Throughout the listing that follows, find each line with the word "Azhar" and copy it.

• **INFORMATION SHOWN**
_ _ _

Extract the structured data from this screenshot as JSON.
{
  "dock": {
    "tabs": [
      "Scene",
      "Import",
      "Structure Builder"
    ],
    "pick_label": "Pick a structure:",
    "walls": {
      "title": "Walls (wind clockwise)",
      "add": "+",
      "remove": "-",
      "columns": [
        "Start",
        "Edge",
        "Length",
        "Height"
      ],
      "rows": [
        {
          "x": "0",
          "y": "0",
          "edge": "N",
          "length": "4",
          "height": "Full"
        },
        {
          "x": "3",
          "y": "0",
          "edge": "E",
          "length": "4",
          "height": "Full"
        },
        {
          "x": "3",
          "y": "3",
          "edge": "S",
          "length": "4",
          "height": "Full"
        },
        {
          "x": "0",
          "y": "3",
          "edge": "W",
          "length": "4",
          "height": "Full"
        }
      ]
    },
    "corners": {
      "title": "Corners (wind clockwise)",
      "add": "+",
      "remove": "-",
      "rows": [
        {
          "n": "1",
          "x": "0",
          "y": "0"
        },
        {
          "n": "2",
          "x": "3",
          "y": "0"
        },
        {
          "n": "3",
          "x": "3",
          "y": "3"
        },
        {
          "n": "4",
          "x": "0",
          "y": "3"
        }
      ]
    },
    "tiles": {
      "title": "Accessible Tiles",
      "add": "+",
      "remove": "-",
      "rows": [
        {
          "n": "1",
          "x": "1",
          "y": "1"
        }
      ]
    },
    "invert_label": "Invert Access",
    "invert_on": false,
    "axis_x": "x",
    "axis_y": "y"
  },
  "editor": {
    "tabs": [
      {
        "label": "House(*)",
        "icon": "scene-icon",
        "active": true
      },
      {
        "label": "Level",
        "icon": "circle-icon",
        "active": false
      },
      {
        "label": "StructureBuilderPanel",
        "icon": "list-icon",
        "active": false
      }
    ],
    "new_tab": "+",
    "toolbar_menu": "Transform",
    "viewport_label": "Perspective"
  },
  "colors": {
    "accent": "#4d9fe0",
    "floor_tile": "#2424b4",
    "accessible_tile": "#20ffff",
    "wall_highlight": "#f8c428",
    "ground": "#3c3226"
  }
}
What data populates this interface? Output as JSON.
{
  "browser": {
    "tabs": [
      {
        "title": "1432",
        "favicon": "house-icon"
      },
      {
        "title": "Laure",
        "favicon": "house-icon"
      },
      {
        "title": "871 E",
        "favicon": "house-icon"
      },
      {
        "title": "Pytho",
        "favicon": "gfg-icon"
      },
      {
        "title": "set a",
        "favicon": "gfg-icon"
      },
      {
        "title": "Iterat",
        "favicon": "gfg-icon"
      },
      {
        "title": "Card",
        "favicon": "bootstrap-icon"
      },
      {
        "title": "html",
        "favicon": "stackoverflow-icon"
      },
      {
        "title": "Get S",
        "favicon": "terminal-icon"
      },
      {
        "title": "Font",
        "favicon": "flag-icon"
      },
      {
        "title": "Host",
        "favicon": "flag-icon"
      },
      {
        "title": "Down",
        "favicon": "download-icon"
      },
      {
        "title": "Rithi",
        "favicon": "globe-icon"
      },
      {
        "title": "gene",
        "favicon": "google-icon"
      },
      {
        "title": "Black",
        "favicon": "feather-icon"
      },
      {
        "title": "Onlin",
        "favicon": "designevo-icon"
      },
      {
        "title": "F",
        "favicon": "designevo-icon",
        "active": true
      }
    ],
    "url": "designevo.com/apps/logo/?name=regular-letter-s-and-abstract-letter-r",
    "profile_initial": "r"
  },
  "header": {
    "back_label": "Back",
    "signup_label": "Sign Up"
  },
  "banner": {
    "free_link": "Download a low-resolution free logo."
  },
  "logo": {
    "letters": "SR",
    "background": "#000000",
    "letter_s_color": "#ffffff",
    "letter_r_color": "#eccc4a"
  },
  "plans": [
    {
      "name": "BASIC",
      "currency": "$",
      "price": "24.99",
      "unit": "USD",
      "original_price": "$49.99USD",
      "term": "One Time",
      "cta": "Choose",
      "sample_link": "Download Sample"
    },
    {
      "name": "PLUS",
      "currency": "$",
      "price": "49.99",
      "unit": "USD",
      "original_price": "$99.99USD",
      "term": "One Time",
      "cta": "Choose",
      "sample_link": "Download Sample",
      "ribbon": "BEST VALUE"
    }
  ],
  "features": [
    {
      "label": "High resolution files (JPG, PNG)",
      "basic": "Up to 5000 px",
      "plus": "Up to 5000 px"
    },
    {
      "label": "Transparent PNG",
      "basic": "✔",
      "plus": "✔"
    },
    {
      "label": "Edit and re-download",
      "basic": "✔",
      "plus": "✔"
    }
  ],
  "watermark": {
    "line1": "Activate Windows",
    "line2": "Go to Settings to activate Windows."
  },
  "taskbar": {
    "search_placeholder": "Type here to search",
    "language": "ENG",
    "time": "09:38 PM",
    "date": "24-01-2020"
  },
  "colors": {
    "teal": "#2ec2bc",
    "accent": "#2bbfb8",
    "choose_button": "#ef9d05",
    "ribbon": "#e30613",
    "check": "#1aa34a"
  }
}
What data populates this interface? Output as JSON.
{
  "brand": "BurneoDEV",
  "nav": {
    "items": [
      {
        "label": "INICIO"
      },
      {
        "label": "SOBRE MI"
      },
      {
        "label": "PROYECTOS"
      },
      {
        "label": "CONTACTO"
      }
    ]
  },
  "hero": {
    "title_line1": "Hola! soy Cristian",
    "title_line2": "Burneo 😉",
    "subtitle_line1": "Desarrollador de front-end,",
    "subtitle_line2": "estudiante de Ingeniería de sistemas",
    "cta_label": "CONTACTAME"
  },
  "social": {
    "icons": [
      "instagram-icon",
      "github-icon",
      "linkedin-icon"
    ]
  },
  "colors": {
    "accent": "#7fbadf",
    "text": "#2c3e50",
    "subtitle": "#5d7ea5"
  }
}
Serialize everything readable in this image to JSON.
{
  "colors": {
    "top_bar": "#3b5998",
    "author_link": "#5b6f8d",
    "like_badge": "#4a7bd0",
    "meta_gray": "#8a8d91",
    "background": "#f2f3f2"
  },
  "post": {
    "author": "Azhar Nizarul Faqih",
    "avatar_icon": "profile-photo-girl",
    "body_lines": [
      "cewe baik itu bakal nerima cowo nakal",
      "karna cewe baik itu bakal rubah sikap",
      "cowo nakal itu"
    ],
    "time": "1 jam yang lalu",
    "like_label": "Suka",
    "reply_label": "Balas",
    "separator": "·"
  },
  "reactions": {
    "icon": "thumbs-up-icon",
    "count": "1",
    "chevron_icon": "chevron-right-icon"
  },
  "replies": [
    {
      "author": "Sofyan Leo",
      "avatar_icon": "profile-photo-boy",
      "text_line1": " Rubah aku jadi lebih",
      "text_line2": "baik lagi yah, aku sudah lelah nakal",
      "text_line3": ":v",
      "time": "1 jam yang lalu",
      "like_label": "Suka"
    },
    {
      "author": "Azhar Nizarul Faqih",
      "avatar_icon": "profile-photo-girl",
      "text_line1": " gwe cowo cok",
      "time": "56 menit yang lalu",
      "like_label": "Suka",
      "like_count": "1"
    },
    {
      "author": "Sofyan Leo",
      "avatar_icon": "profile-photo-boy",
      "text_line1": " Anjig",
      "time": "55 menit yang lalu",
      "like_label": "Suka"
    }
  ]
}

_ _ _

• **PROBLEM SOLUTION**
    "author": "Azhar Nizarul Faqih",
      "author": "Azhar Nizarul Faqih",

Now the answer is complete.